Source information Start Marker

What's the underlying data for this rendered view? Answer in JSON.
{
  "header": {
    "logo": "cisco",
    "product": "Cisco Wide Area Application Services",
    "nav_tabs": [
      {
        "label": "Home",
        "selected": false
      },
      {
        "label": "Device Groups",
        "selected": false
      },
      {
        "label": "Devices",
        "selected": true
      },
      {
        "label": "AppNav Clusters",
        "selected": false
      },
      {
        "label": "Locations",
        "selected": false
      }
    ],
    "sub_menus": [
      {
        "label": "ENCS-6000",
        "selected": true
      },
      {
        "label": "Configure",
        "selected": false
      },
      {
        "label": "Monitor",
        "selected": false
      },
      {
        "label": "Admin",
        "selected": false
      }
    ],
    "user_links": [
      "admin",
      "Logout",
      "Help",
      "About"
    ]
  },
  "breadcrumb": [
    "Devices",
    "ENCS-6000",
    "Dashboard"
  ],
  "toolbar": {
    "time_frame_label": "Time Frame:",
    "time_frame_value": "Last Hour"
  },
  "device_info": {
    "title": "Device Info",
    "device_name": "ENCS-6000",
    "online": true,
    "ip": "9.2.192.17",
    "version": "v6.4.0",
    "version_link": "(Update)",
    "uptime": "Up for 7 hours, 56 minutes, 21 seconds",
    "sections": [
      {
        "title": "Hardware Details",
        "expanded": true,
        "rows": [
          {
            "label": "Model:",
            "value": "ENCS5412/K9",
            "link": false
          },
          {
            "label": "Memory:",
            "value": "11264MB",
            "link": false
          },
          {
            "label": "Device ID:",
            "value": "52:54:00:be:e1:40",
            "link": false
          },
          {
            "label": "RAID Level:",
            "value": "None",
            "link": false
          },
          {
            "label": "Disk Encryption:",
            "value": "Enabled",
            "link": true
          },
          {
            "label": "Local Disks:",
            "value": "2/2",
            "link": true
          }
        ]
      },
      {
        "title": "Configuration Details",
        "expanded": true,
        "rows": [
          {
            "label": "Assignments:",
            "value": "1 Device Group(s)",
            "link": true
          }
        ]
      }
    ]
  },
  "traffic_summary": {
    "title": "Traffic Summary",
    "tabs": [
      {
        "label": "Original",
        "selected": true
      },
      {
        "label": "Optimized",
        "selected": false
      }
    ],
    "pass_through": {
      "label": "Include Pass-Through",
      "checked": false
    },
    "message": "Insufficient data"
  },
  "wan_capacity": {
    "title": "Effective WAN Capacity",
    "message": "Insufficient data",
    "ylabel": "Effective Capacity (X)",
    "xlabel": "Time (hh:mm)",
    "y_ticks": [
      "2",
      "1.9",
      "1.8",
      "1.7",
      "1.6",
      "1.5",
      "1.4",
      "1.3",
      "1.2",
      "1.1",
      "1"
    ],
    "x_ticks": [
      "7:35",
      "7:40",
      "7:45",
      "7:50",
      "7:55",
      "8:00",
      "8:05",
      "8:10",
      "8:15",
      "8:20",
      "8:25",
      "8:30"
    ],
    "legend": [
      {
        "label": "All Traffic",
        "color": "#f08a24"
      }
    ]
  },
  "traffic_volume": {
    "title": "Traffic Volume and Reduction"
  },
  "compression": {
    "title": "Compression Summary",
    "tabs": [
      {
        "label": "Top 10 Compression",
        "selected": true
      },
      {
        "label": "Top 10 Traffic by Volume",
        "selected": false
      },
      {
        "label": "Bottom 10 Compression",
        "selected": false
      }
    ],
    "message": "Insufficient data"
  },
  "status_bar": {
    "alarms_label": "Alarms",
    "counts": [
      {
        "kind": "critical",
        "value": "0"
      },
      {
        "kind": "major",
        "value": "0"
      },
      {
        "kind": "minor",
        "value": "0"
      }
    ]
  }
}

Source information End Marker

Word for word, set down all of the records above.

What's the underlying data for this rendered view? Answer in JSON.
{
  "header": {
    "logo": "cisco",
    "product": "Cisco Wide Area Application Services",
    "nav_tabs": [
      {
        "label": "Home",
        "selected": false
      },
      {
        "label": "Device Groups",
        "selected": false
      },
      {
        "label": "Devices",
        "selected": true
      },
      {
        "label": "AppNav Clusters",
        "selected": false
      },
      {
        "label": "Locations",
        "selected": false
      }
    ],
    "sub_menus": [
      {
        "label": "ENCS-6000",
        "selected": true
      },
      {
        "label": "Configure",
        "selected": false
      },
      {
        "label": "Monitor",
        "selected": false
      },
      {
        "label": "Admin",
        "selected": false
      }
    ],
    "user_links": [
      "admin",
      "Logout",
      "Help",
      "About"
    ]
  },
  "breadcrumb": [
    "Devices",
    "ENCS-6000",
    "Dashboard"
  ],
  "toolbar": {
    "time_frame_label": "Time Frame:",
    "time_frame_value": "Last Hour"
  },
  "device_info": {
    "title": "Device Info",
    "device_name": "ENCS-6000",
    "online": true,
    "ip": "9.2.192.17",
    "version": "v6.4.0",
    "version_link": "(Update)",
    "uptime": "Up for 7 hours, 56 minutes, 21 seconds",
    "sections": [
      {
        "title": "Hardware Details",
        "expanded": true,
        "rows": [
          {
            "label": "Model:",
            "value": "ENCS5412/K9",
            "link": false
          },
          {
            "label": "Memory:",
            "value": "11264MB",
            "link": false
          },
          {
            "label": "Device ID:",
            "value": "52:54:00:be:e1:40",
            "link": false
          },
          {
            "label": "RAID Level:",
            "value": "None",
            "link": false
          },
          {
            "label": "Disk Encryption:",
            "value": "Enabled",
            "link": true
          },
          {
            "label": "Local Disks:",
            "value": "2/2",
            "link": true
          }
        ]
      },
      {
        "title": "Configuration Details",
        "expanded": true,
        "rows": [
          {
            "label": "Assignments:",
            "value": "1 Device Group(s)",
            "link": true
          }
        ]
      }
    ]
  },
  "traffic_summary": {
    "title": "Traffic Summary",
    "tabs": [
      {
        "label": "Original",
        "selected": true
      },
      {
        "label": "Optimized",
        "selected": false
      }
    ],
    "pass_through": {
      "label": "Include Pass-Through",
      "checked": false
    },
    "message": "Insufficient data"
  },
  "wan_capacity": {
    "title": "Effective WAN Capacity",
    "message": "Insufficient data",
    "ylabel": "Effective Capacity (X)",
    "xlabel": "Time (hh:mm)",
    "y_ticks": [
      "2",
      "1.9",
      "1.8",
      "1.7",
      "1.6",
      "1.5",
      "1.4",
      "1.3",
      "1.2",
      "1.1",
      "1"
    ],
    "x_ticks": [
      "7:35",
      "7:40",
      "7:45",
      "7:50",
      "7:55",
      "8:00",
      "8:05",
      "8:10",
      "8:15",
      "8:20",
      "8:25",
      "8:30"
    ],
    "legend": [
      {
        "label": "All Traffic",
        "color": "#f08a24"
      }
    ]
  },
  "traffic_volume": {
    "title": "Traffic Volume and Reduction"
  },
  "compression": {
    "title": "Compression Summary",
    "tabs": [
      {
        "label": "Top 10 Compression",
        "selected": true
      },
      {
        "label": "Top 10 Traffic by Volume",
        "selected": false
      },
      {
        "label": "Bottom 10 Compression",
        "selected": false
      }
    ],
    "message": "Insufficient data"
  },
  "status_bar": {
    "alarms_label": "Alarms",
    "counts": [
      {
        "kind": "critical",
        "value": "0"
      },
      {
        "kind": "major",
        "value": "0"
      },
      {
        "kind": "minor",
        "value": "0"
      }
    ]
  }
}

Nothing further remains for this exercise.